__What the task asks__:
Please find the lines in the following records that hold "chevron", and copy them.

__Available data__:
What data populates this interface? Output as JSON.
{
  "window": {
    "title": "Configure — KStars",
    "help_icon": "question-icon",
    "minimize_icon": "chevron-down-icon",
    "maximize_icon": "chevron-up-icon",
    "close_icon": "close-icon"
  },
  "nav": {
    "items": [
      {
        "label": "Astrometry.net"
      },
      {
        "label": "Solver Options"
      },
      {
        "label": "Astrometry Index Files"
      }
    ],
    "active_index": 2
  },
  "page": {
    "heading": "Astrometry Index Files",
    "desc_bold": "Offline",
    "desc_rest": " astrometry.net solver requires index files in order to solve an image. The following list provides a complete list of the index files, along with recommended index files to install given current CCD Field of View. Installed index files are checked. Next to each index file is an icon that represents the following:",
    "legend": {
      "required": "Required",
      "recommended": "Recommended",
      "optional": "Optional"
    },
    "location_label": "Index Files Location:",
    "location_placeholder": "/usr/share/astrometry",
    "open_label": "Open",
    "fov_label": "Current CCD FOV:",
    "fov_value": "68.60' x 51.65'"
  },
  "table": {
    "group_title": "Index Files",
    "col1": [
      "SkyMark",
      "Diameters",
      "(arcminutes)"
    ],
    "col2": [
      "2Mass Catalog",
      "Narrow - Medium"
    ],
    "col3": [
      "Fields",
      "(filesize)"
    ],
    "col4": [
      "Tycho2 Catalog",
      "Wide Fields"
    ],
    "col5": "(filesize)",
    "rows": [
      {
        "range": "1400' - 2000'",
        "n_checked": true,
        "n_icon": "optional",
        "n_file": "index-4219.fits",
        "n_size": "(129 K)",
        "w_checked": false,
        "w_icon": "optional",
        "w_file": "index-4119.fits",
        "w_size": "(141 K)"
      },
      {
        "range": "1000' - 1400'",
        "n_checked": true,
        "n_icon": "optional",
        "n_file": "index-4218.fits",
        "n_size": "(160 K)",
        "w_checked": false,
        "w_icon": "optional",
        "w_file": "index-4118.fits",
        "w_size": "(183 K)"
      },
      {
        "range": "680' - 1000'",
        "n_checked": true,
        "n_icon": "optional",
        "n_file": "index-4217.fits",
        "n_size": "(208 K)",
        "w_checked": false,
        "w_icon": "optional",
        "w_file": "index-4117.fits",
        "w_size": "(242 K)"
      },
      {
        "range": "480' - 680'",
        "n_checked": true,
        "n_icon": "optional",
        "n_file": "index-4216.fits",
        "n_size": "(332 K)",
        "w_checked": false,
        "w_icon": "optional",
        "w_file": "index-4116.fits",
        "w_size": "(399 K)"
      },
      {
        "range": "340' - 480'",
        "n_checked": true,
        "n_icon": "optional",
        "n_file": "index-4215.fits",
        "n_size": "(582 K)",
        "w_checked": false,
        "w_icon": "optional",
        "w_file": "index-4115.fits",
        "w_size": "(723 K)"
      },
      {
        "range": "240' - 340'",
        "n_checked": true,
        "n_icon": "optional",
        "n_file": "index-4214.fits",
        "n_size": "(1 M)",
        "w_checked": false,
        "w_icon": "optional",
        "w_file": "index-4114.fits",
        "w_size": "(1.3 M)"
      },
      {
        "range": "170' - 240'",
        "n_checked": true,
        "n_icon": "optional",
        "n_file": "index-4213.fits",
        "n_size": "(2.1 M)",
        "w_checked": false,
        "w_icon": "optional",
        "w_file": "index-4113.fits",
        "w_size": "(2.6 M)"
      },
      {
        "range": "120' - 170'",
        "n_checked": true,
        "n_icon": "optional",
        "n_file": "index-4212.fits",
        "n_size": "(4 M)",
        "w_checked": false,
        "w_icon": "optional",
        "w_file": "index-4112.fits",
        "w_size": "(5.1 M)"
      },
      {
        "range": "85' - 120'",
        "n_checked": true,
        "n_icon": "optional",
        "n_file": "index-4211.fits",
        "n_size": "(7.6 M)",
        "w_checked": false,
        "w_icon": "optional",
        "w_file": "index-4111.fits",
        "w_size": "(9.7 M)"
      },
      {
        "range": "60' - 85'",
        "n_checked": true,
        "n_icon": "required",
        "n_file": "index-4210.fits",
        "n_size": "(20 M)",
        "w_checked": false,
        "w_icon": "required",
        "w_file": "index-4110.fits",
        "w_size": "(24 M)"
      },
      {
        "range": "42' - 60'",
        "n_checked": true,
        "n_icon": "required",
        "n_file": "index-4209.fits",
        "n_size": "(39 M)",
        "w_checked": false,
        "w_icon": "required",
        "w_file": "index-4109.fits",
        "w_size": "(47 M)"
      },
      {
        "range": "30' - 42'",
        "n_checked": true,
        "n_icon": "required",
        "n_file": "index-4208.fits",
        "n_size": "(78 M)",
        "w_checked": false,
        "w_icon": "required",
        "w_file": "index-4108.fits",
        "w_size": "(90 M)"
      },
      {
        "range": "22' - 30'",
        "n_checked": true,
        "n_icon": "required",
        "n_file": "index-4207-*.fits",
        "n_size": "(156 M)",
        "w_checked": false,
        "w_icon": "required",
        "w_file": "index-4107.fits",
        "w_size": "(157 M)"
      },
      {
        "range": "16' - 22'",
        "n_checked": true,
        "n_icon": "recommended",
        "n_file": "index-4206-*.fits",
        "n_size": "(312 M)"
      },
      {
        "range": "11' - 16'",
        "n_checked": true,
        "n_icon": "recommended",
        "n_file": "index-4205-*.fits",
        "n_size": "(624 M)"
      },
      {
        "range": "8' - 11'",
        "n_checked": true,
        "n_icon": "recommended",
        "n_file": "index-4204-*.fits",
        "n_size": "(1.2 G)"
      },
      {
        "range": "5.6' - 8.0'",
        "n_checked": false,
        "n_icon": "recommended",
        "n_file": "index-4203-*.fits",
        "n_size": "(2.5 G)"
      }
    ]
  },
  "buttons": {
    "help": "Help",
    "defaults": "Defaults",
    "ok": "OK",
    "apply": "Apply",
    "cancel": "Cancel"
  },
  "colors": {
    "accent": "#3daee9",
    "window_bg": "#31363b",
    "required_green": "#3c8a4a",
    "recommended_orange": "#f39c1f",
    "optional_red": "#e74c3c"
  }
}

__Result of this exercise__:
    "minimize_icon": "chevron-down-icon",
    "maximize_icon": "chevron-up-icon",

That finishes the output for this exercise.